───── INFORMATION SUPPLIED
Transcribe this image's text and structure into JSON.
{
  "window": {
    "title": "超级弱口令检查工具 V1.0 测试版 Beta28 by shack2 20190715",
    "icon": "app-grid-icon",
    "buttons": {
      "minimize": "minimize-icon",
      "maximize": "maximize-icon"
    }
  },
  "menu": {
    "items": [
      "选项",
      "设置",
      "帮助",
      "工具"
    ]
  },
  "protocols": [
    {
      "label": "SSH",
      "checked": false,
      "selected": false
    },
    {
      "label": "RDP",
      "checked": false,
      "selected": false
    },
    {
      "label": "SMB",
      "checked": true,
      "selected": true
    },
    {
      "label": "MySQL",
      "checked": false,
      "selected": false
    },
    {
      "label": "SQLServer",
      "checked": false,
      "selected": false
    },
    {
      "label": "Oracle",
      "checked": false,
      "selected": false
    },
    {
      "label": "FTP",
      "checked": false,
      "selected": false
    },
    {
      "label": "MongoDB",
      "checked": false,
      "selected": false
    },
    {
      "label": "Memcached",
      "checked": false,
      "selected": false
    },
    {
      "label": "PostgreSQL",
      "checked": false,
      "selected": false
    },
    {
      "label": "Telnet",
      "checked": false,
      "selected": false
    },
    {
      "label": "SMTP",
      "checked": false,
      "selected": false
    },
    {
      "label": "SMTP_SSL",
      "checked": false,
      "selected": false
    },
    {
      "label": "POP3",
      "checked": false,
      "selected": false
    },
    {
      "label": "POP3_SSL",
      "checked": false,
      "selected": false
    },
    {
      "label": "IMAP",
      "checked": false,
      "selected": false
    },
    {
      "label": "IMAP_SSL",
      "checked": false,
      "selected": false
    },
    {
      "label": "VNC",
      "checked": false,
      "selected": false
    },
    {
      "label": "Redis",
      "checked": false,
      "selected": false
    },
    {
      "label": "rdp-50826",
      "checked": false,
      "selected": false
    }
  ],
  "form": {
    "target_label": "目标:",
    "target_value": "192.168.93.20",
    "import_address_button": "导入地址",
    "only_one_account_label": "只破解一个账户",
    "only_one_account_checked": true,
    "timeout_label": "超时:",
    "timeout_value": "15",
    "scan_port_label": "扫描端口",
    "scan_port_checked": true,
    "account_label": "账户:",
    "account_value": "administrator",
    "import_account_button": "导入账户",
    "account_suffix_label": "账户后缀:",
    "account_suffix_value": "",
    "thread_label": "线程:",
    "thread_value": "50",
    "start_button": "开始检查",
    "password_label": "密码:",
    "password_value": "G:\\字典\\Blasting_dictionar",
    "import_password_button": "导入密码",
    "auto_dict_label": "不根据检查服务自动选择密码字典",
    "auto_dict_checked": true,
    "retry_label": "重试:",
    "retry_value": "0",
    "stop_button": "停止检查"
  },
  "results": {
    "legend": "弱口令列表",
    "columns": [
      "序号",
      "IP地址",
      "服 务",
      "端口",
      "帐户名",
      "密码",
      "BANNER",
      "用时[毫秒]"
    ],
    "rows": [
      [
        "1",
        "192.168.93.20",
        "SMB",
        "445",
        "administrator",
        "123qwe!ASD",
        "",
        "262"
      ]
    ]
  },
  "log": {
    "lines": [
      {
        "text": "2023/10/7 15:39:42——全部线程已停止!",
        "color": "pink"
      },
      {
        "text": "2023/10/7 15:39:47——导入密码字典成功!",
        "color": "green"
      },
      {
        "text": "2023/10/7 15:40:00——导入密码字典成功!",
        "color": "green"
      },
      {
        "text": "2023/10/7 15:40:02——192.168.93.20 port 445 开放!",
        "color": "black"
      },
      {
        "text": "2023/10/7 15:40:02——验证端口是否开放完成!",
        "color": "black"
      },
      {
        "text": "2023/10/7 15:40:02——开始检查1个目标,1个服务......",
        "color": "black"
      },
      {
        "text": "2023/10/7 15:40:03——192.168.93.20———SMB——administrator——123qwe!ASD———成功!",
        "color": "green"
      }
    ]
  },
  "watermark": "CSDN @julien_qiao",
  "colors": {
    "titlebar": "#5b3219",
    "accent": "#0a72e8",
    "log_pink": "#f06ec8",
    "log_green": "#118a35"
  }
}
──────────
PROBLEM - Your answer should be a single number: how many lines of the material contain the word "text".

REPLY TO THE EXERCISE - 8